Tactical ways to put pressure on the server

Many experts in various sports say that the best athletes in the world get to this level by having great mental skills. Individual sport like tennis puts even more pressure on every competitor because there is no one else responsible for any win or loss. Looking at the top 100 players in the world, it is clearly visible that almost every player has the same bag of technical and tactical skills. What makes difference in results on the court is ability to perform the best tennis while being under big pressure. There are many factors that can put excessive stress on player’s game and some of them are under control of the player but some are not. Knowing how hard it is to overcome mental weaknesses and stay calm for the whole match, it is important to understand that players can use some techniques to put more pressure on the opponent.
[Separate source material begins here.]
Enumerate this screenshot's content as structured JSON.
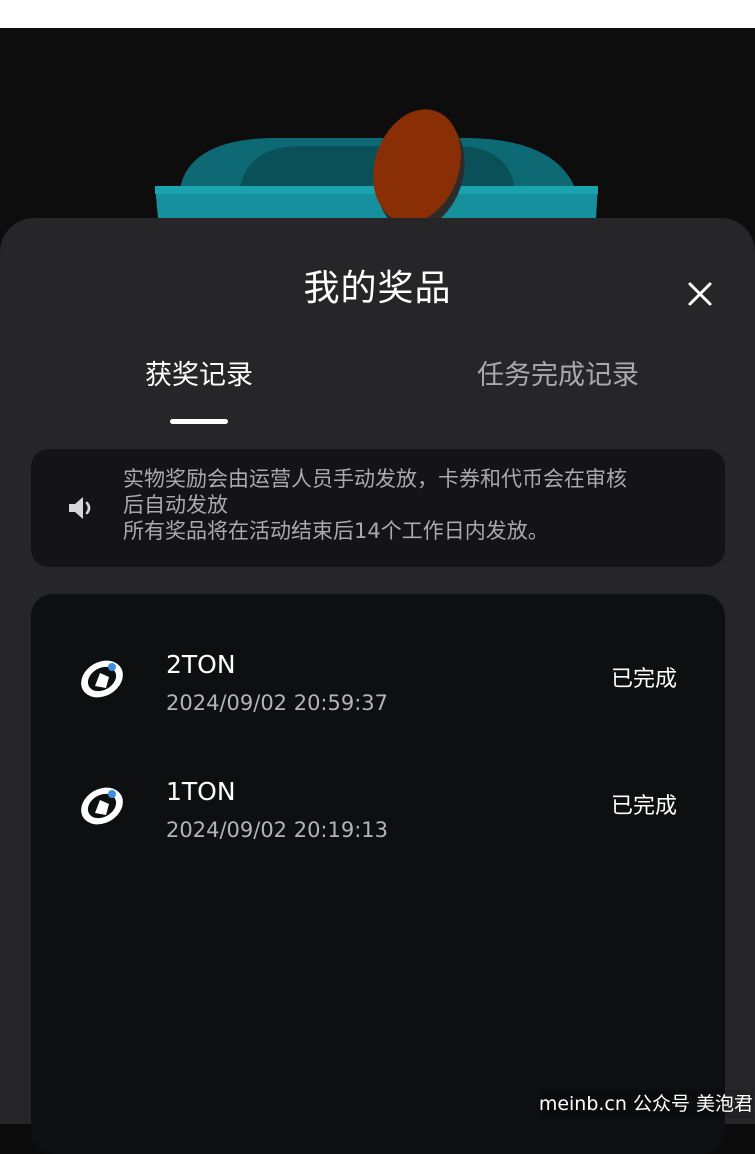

Junior players lose a lot of matches not to the opponents but to themselves. Overcoming fear and imagination are skills that have to be practiced for years to guarantee desired results. Young athletes are not able to perform their best during the competition because they focus too much on opponents while they should be thinking more of themselves. Rival’s big forehand during the warm-up or great results on the last tournament can be factors that will bring poor performance on the court. Tennis is a game where mental skills were, are and will be priorities for successful execution and this knowledge can be profitable to develop mental strengths as also to use it as a weapon against the opponent. There are many tactical situations where one player can put a lot of stress on the opponent but I would like to focus only on one – the serve.

Serve is the only stroke in tennis that player has total control of. We can think about execution for 20 seconds between the points and plan everything from technical aspects to tactical solutions. This opportunity can give a lot of advantage for the serve but it can also put much more pressure than any other situation. As we all know, too much thinking can cause a lot of damage even for the best athlete in the world so opponents should always try to make rival’s to analyze different things. From the returner’s perspective, it looks like everything depends on the server but it is not true. Waiting for the serve gives you a lot of opportunities to make other player’s think about things that he/she doesn’t expect to happen. Any small change in server’s expectation can put a lot of pressure on the execution and can result in less efficiency and more lost points. What exactly can returner do to eligibly put pressure on the server? Let’s see some simple changes that you can implement into your game even today!


Forehand or Backhand?

Many servers have better serves into one of the sides and they hit most of the balls into this area. Good players will decide about direction of the serve based on own strengths and opponent’s weaknesses to have bigger chances for winning the points. Most of the time, returner stays close to the corner to have possibility to cover both directions within pretty the same distance. This is a good solution that many coaches teach but some variations can force the opponent to go into areas that he/she didn’t plan to serve to. If your opponent has better wide serve than T serve, take position closer to the alley and open more T direction. Your opponent will hesitate when to serve and probably will try to go the weaker (for him/her) and more open side. This is a great option also while trying to hide your weaknesses. If your rival is serving all the time to your weaker stroke, move towards this side to force the serve to be more precise or to go to your strength. Changing position to the left or right can make a mess in opponent’s tactic and it can result in breaking the serve more often.


Deep or angle?

Changing returning position doesn’t have to be related only to moving to one particular side. Taking position inside the baseline or deep behind are options to put a lot of pressure on the server. Imagine your opponent struggling with the second serve and you are moving 3 steps inside the baseline. What is he/she thinking at this moment? Probably, your opponent will expect you to hit aggressive return so to avoid it, he/she will go for more with the second serve what will easily give you few more double faults. On the other side, when your opponent is hitting many successful serve into corners of the service box, change your position and go deep behind the baseline. By taking this position, you will get more time to respond to difficult deliveries as also you will put some pressure on your rival and force him to go also for angle serves if he/she wants more easy balls from you. Easy change like moving forward or back can change great server into average deliverer. Players have to be aware of these methods to apply some pressure while waiting for the return.


Every sport requires solid mental skills to compete on any level of performance. The higher the level, the more advanced skills have to be possessed. Sport itself puts a lot of pressure on competitors but players have also abilities to put rivals into mental trap. There are many situations that players can use to elevate stress’s level of the opponent and they should be aware of these opportunities. Coaches should teach players to recognize when they should apply this knowledge and how to use it to effectively make chances bigger for the win. Tennis is a game with so many variables that you can’t predict the winner until the last point. Many players use “dirty” methods to gain advantage over the rival and we shouldn’t accept that; on the other hand, we should emphasize fair techniques that can force the opponent to make more mistakes.